SUPPLIED RECORDS:

******

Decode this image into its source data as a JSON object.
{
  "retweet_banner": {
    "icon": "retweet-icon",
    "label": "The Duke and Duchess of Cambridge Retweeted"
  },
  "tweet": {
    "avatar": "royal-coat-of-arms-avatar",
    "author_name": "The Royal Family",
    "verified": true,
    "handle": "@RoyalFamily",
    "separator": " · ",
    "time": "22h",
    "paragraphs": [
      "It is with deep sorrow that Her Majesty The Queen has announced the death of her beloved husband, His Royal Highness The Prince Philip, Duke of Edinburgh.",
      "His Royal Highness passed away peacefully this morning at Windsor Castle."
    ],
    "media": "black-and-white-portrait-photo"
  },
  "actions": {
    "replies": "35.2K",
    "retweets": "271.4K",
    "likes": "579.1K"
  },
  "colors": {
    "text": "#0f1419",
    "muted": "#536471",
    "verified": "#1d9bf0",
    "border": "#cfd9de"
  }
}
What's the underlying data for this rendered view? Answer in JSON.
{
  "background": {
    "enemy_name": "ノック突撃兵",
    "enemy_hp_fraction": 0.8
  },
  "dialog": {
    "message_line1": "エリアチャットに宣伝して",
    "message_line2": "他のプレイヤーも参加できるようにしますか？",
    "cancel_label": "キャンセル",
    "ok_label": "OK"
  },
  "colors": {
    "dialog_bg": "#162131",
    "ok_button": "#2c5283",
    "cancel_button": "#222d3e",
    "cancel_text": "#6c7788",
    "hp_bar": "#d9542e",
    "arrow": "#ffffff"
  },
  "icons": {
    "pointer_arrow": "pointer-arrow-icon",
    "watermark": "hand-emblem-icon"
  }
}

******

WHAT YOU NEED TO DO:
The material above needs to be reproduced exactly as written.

COMPLETED EXERCISE:
Decode this image into its source data as a JSON object.
{
  "retweet_banner": {
    "icon": "retweet-icon",
    "label": "The Duke and Duchess of Cambridge Retweeted"
  },
  "tweet": {
    "avatar": "royal-coat-of-arms-avatar",
    "author_name": "The Royal Family",
    "verified": true,
    "handle": "@RoyalFamily",
    "separator": " · ",
    "time": "22h",
    "paragraphs": [
      "It is with deep sorrow that Her Majesty The Queen has announced the death of her beloved husband, His Royal Highness The Prince Philip, Duke of Edinburgh.",
      "His Royal Highness passed away peacefully this morning at Windsor Castle."
    ],
    "media": "black-and-white-portrait-photo"
  },
  "actions": {
    "replies": "35.2K",
    "retweets": "271.4K",
    "likes": "579.1K"
  },
  "colors": {
    "text": "#0f1419",
    "muted": "#536471",
    "verified": "#1d9bf0",
    "border": "#cfd9de"
  }
}
What's the underlying data for this rendered view? Answer in JSON.
{
  "background": {
    "enemy_name": "ノック突撃兵",
    "enemy_hp_fraction": 0.8
  },
  "dialog": {
    "message_line1": "エリアチャットに宣伝して",
    "message_line2": "他のプレイヤーも参加できるようにしますか？",
    "cancel_label": "キャンセル",
    "ok_label": "OK"
  },
  "colors": {
    "dialog_bg": "#162131",
    "ok_button": "#2c5283",
    "cancel_button": "#222d3e",
    "cancel_text": "#6c7788",
    "hp_bar": "#d9542e",
    "arrow": "#ffffff"
  },
  "icons": {
    "pointer_arrow": "pointer-arrow-icon",
    "watermark": "hand-emblem-icon"
  }
}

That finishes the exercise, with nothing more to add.